MINDEN, La. — After more than 24 hours on the road, a 25-vehicle convoy from the Missouri National Guard arrived Monday in northern Louisiana only hours after Hurricane Gustav hit land farther south, skirting much of New Orleans but still posing a threat.
About 60 members of the guard's 1139th Military Police Company left the Kansas City suburb of Harrisonville at noon Sunday. They overnighted outside Little Rock, Ark., at Camp Robinson, where they grabbed a few — if any — hours of sleep, then hit the road again Monday for the drive to Minden, outside Shreveport.
Capt. Doug McConnell, who commands the 1139th, called it a pretty successful trip.
"We didn't have any breakdowns or accidents," he said. "But now this is when you have to really put it into gear."
The National Hurricane Center in Miami said Gustav hit around 9:30 a.m. near Cocodrie, 72 miles southwest of New Orleans, as a Category 2 storm on a scale of 1 to 5. The storm weakened to a Category 1 later in the afternoon. Forecasters had feared the storm would arrive as a devastating Category 4.
Still, the storm ripped roofs off homes, toppled trees and flooded roads. More than 1 million homes were without power.
In all, more than 1,300 Missouri National Guard troops have been mobilized by Gov. Matt Blunt to assist Louisiana with storm relief.
Members of the 1139th didn't seem daunted during their journey by the hours spent in hot, cramped Humvees and military trucks, nor by the uncertainty of what lay ahead.
"We moan and complain a lot during this part, but when we get there, we get out our gear and get to work," said Sgt. John Randall, 45.
It was unclear what the 1139th would be doing in Louisiana post-Gustav.
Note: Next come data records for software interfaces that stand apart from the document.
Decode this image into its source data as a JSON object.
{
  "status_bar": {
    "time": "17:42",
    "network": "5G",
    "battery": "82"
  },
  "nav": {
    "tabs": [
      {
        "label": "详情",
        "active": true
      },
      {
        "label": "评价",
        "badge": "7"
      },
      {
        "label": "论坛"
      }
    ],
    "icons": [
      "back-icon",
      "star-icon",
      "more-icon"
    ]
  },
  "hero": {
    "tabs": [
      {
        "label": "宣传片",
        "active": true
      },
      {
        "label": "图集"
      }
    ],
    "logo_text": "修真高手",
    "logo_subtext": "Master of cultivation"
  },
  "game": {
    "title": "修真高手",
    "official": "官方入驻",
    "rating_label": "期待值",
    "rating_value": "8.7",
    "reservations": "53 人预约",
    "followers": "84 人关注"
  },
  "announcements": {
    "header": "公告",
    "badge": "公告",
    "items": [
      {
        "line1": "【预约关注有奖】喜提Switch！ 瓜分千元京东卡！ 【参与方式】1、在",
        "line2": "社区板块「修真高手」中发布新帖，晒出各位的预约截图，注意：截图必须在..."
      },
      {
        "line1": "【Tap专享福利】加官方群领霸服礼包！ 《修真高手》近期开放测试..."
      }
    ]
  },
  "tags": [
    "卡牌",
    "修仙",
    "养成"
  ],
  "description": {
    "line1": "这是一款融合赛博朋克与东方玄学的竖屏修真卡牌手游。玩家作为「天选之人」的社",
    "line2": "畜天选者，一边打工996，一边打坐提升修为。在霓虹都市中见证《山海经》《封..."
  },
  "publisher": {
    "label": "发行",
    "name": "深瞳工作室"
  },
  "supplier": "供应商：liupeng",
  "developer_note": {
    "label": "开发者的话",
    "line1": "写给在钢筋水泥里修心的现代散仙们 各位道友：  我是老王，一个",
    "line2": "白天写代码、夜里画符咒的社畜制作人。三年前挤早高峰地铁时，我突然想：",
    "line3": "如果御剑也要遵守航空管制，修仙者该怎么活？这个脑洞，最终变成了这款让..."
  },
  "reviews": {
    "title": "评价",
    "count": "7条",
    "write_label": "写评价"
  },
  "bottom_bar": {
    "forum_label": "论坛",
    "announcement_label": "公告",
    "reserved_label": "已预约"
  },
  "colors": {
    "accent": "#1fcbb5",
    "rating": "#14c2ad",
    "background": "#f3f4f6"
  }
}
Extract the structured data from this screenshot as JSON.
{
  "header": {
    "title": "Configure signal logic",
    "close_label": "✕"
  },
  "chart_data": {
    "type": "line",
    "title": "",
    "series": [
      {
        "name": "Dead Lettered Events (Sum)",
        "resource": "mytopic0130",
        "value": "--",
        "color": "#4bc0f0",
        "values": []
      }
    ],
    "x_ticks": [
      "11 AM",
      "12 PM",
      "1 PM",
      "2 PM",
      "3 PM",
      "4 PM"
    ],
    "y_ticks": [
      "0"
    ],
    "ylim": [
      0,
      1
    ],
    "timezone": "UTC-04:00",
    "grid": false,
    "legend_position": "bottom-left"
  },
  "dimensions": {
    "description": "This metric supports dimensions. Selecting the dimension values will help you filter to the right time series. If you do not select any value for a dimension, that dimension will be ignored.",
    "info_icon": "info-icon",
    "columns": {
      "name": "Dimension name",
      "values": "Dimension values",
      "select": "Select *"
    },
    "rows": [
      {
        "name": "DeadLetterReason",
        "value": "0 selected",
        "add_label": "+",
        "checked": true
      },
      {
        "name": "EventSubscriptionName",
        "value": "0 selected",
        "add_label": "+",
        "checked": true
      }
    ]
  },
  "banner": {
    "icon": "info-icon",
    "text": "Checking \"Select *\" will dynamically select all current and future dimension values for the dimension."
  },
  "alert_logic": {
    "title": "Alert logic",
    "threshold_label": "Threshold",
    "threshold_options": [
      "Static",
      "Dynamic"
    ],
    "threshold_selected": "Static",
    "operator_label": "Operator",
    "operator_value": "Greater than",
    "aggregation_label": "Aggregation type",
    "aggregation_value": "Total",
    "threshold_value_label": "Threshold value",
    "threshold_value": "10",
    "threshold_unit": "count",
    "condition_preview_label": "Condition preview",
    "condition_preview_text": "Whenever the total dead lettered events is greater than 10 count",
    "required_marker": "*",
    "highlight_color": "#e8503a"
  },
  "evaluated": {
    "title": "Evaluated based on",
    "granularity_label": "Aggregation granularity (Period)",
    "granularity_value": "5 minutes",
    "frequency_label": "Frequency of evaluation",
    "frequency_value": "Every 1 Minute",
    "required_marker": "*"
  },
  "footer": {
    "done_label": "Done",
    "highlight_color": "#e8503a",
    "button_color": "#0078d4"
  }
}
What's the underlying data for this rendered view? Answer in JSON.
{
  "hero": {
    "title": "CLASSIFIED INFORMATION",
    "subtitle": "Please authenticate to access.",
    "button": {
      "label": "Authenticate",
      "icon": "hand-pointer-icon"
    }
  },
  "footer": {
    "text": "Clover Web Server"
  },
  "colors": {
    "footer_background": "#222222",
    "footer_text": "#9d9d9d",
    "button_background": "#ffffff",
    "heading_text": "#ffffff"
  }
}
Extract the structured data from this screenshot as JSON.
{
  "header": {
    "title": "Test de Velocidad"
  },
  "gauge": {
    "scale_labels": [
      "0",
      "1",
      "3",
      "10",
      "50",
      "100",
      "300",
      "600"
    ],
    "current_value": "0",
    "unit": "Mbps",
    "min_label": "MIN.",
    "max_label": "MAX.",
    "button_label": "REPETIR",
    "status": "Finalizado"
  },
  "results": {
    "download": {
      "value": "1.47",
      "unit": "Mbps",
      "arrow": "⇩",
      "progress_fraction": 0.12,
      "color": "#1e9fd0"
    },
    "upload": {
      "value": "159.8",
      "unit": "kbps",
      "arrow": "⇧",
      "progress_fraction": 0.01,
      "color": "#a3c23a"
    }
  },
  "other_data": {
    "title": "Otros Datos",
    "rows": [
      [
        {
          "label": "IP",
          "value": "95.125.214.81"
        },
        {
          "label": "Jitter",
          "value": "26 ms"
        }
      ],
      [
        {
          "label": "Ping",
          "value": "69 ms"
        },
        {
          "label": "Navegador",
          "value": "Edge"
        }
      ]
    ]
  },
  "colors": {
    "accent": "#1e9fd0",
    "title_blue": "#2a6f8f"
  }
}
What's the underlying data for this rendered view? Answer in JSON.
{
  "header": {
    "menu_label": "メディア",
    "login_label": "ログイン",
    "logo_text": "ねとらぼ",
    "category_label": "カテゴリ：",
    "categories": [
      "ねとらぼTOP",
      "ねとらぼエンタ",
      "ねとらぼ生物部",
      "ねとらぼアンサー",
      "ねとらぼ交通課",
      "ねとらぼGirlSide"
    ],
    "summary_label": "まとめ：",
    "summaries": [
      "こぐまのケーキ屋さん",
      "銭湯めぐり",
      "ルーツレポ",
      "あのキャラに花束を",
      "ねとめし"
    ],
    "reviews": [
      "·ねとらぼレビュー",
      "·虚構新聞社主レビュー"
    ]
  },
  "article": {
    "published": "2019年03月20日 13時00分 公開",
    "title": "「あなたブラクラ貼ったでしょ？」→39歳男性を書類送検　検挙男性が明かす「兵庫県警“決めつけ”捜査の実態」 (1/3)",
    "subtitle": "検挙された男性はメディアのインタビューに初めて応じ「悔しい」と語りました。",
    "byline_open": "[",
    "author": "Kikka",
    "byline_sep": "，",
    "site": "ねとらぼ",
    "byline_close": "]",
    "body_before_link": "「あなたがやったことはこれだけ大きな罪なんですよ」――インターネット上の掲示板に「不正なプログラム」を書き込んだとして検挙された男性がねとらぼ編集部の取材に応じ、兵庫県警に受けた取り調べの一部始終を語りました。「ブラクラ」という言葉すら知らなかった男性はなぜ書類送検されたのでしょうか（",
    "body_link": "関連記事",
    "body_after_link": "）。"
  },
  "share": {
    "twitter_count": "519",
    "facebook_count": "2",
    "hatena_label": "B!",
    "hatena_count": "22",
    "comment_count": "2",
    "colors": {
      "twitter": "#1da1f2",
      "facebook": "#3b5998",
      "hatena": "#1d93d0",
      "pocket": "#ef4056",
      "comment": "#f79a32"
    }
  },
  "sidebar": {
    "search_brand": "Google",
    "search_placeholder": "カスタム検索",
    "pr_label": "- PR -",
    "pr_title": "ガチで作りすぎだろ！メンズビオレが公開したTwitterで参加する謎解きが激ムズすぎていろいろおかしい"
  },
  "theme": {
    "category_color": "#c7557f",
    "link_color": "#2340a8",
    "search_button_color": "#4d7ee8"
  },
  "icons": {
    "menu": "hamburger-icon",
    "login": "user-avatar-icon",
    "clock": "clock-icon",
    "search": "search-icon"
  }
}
But policing evacuated or flooded areas was likely, as were other duties such as traffic control, water rescues, or sandbagging.
"But policing, all aspects of it, are what we do best," said McConnell.
It's also what many of the 164 members of the company do or have done for a living.
Randall is a deputy sheriff with the Bourbon County Sheriff's Department. One of his Humvee mates, Sgt. Steve Bechtel, 26, of Harrisonville, is a trooper with the Missouri State Highway Patrol. Others work as police officers.
"You hear some really good cop stories here," said Sgt. Jesus Ramos of Independence, who works in private security.
The company made the journey at convoy speed, traveling about 50 mph in nonairconditioned Humvees. It means taking about four and a half hours to drive what a passenger car could cover in three hours.
But there were spirit-lifting stops for food and fuel at service stations along the way. The sight of two dozen Humvees and military trucks lined up at a Phillips 66 while troops in uniform milled around drew a lot of high-fives, waves and smiles.
"You have to wave a lot," Randall said.
For the night, the 1139th bunked on cots at Camp Minden. Orders about the unit's duties Tuesday were still ahead.
"My concern right now is getting these soldiers some food and a reasonable amount of uninterrupted sleep," McConnell said Monday night. "Then tomorrow we know more."